Given records —
+ + +
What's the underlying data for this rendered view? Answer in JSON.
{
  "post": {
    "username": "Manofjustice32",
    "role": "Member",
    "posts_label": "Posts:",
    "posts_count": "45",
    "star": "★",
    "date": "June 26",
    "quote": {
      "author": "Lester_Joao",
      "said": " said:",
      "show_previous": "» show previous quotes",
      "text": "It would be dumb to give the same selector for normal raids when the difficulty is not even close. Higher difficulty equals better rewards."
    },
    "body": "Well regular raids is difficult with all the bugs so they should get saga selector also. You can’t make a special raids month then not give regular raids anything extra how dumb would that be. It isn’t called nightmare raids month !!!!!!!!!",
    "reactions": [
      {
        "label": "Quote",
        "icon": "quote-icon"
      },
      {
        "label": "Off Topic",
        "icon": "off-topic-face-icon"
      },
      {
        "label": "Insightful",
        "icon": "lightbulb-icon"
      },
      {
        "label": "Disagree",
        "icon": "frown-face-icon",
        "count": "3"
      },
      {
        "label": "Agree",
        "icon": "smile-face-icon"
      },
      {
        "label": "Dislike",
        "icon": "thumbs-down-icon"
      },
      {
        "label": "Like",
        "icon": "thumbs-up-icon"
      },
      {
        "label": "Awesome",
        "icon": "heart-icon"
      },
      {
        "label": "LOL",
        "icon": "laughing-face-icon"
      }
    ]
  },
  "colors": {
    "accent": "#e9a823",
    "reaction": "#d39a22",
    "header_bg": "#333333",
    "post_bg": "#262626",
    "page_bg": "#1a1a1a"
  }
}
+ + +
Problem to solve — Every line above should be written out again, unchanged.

Written answer —
What's the underlying data for this rendered view? Answer in JSON.
{
  "post": {
    "username": "Manofjustice32",
    "role": "Member",
    "posts_label": "Posts:",
    "posts_count": "45",
    "star": "★",
    "date": "June 26",
    "quote": {
      "author": "Lester_Joao",
      "said": " said:",
      "show_previous": "» show previous quotes",
      "text": "It would be dumb to give the same selector for normal raids when the difficulty is not even close. Higher difficulty equals better rewards."
    },
    "body": "Well regular raids is difficult with all the bugs so they should get saga selector also. You can’t make a special raids month then not give regular raids anything extra how dumb would that be. It isn’t called nightmare raids month !!!!!!!!!",
    "reactions": [
      {
        "label": "Quote",
        "icon": "quote-icon"
      },
      {
        "label": "Off Topic",
        "icon": "off-topic-face-icon"
      },
      {
        "label": "Insightful",
        "icon": "lightbulb-icon"
      },
      {
        "label": "Disagree",
        "icon": "frown-face-icon",
        "count": "3"
      },
      {
        "label": "Agree",
        "icon": "smile-face-icon"
      },
      {
        "label": "Dislike",
        "icon": "thumbs-down-icon"
      },
      {
        "label": "Like",
        "icon": "thumbs-up-icon"
      },
      {
        "label": "Awesome",
        "icon": "heart-icon"
      },
      {
        "label": "LOL",
        "icon": "laughing-face-icon"
      }
    ]
  },
  "colors": {
    "accent": "#e9a823",
    "reaction": "#d39a22",
    "header_bg": "#333333",
    "post_bg": "#262626",
    "page_bg": "#1a1a1a"
  }
}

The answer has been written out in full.